When Dressing Up is Condemned
Yes, the options for women runners today are becoming almost endless, which means it’s time to shop. While women flip through style magazines to find inspiration from celebrities wearing their sports bras and leggings from the gym to the smoothie shop, they mirror apparel trends by dressing up for fitness. According to our female category leaders, this is great. Why not make fitness fun? The same argument has been made to make-up shamers, who mock women that wear blush or mascara to the gym. If it makes them feel better, why should anyone else care?

In the pursuit of looking good to feeling good, and in turn having a better workout, there remains a disharmony between what is deemed acceptable once the consumer exits the shop and enters the gym. Within the past several years, average female gym-goers have reported a rash of body shaming incidents involving gym owners and employees. The majority involves claims that these women were kicked out due to “revealing” apparel.

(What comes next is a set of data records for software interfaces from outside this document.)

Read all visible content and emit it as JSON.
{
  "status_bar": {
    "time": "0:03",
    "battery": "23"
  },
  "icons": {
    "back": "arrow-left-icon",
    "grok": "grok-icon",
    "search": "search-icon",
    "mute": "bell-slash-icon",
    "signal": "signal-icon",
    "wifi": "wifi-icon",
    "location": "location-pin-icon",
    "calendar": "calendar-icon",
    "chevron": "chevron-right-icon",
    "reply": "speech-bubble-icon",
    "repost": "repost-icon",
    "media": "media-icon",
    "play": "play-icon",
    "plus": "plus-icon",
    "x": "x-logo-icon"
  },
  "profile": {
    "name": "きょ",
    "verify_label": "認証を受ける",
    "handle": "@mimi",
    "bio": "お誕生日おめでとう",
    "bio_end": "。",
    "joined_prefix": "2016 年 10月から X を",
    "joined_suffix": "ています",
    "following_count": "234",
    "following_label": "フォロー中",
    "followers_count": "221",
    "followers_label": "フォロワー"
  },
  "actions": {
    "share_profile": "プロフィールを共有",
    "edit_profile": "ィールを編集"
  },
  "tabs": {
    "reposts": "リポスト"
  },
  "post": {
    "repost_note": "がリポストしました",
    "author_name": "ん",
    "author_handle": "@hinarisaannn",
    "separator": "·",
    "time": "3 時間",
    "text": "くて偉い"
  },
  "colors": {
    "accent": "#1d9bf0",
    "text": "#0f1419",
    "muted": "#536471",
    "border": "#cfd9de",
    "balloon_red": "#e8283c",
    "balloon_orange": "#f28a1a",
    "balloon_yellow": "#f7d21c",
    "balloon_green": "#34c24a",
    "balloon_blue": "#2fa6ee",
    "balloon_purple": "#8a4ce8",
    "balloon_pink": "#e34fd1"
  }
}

Within the past year alone, an Ottawa woman working out with her husband was told by gym staff that her chest was “too large” for her tank top, making her feel “degraded” and embarrassed by her body to the point of leaving the gym; a student was kicked out of an athletic facility by a male director for wearing a Lululemon top that was “cut too low,” in the back; another university student was thrown out of the school gym for donning a muscle tank; two women were asked to leave a university fitness center for wearing sports bras; a pregnant woman was told her belly was too visible in her “tight clothing,” and must cover herself or be forced to leave; and another woman sporting a matching pink legging/tank outfit headed to the gym after recovering from a car accident to be told by staff, “you’re intimidating people with your toned body. Could you please put a shirt on?”

It could be assumed that the issue we have regarding women’s running and fitness apparel, and the way it looks on the body, is one of overexposure, but other incidents have been reported where an Orthodox woman in New York was threatened to be arrested at her gym for wearing a long skirt while working out, and an older Muslim woman was kicked out of a Planet Fitness for wearing a head scarf.

Thank You, Stomach
Women are constantly being told what is and is not acceptable for them to wear, but the industry, its brands, leaders, athletes and consumers, aren’t backing down and allowing the shamers any more say-so.

So support your customers in their style choices, wear a crop top on the treadmill, opt for the dark blue color over the cotton candy, say thank you to your stomach, talk about challenges with embarrassment and suit up in whatever makes you feel powerful, strong and beautiful.

Photos courtesy Rabbit, Stephanie Rothstein and Dynafit